According to two letters sent to the FDA in mid-February, 2016, Blue Bell thinks they have identified where the Listeria monocytogenes bacteria were living in two of its plants last year. But the problem areas were redacted in the letters that the FDA published recently, to “protect trade secrets.” The company found the pathogenic bacteria in equipment at its Brenham, Texas plant and thinks it spread in the drainage system of the plant in Broken Arrow, Oklahoma.
The deadly Listeria monocytogenes outbreak linked to Blue Bell products prompted a massive recall of all of Blue Bell’s products. All three plants were shut down for months last summer. The company started producing and selling ice cream again in August 2016 after an investor stepped up to help them out. Ten people in four states were sickened in this outbreak; three patients died.

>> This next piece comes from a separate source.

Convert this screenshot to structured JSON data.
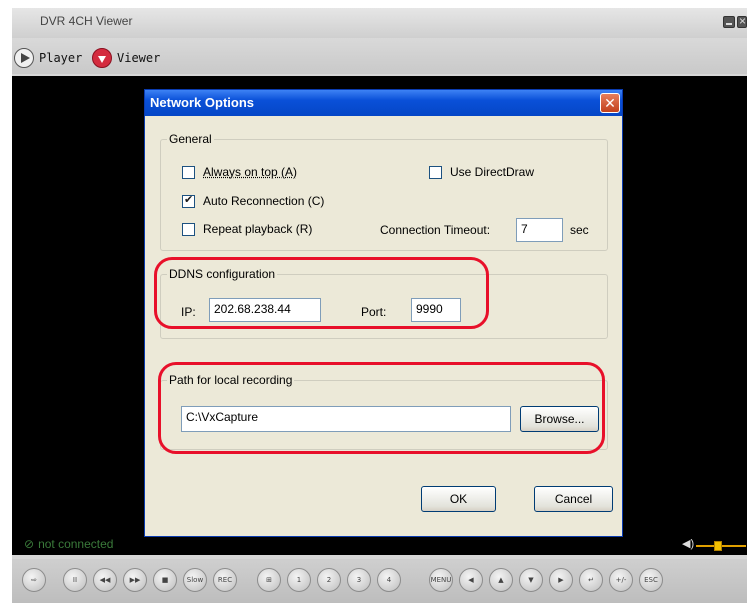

In the report on the Brenham facility, company officials state, “We identified several potential or likely source of Listeria to the product based on our investigation, sampling, and analyses. These potential sources varied by production link and included equipment such as ___ and specific pieces of equipment, such as the ___ and the ___ machine. Individual pieces of equipment were addressed – some were disassembled and thoroughly cleaned, others were taken out of commission and removed from the facility. Although we took remedial action on individual pieces of equipment, it became evident that we would not be able to identify a single source to our entire Brenham facility, turning our focus to facility-wide remediation efforts intended to prevent the reintroduction and reestablishment of Listeria in our facility.”
At the Broken Arrow facility, company officials say that Listeria monocytogenes bacteria spread through the drainage system and was released into the air. Then, equipment stored “outside the sanitary production area,” or in the room with the drain, may have been contaminated.
Blue Bell has been using what it calls “enhanced sanitation and testing procedures,” and said they now have a “test and hold” procedure conducted before the ice cream is released into the market. Listeria monocytogenes bacteria is extremely difficult to eradicate once it takes hold in a facility. The bacteria form biofilms that protect it from cleaners and sanitizing products. And the bacteria can grow at refrigerator temperatures.
The letters end with a summary of their findings, stating that Listeria likely entered the facility from various potential sources “and was established on some pieces of equipment” in Brenham, and “became present in the drain system” in Broken Arrow. At the Broken Arrow facility, Blue Bell is identifying a “more appropriate storage location for equipment, cleaning and sanitizing the production and processing areas of our facility, and equipment, and enhancing our sanitation procedures and testing programs to protect against reintroduction of Listeria.”
At the Brenham facility, Blue Bell is “addressing individual pieces of equipment that returned presumptive positive test results, cleaning and sanitizing our entire facility and equipment, and enhancing our sanitation procedures and testing programs to protect against reintroduction of Listeria.” Both letters end with the same statement: “We believe that these enhanced programs are enabling us to effectively control for Listeria in our [facilities].”
The symptoms of Listeria monocytogenes food poisoning include flu-like fever and muscle aches, upset stomach or diarrhea, stiff neck, headache, loss of balance, and confusion. Pregnant women may only have a mild illness, but listeriosis can cause serious problems such as miscarriage, stillbirth, premature labor, and infection in the newborn baby.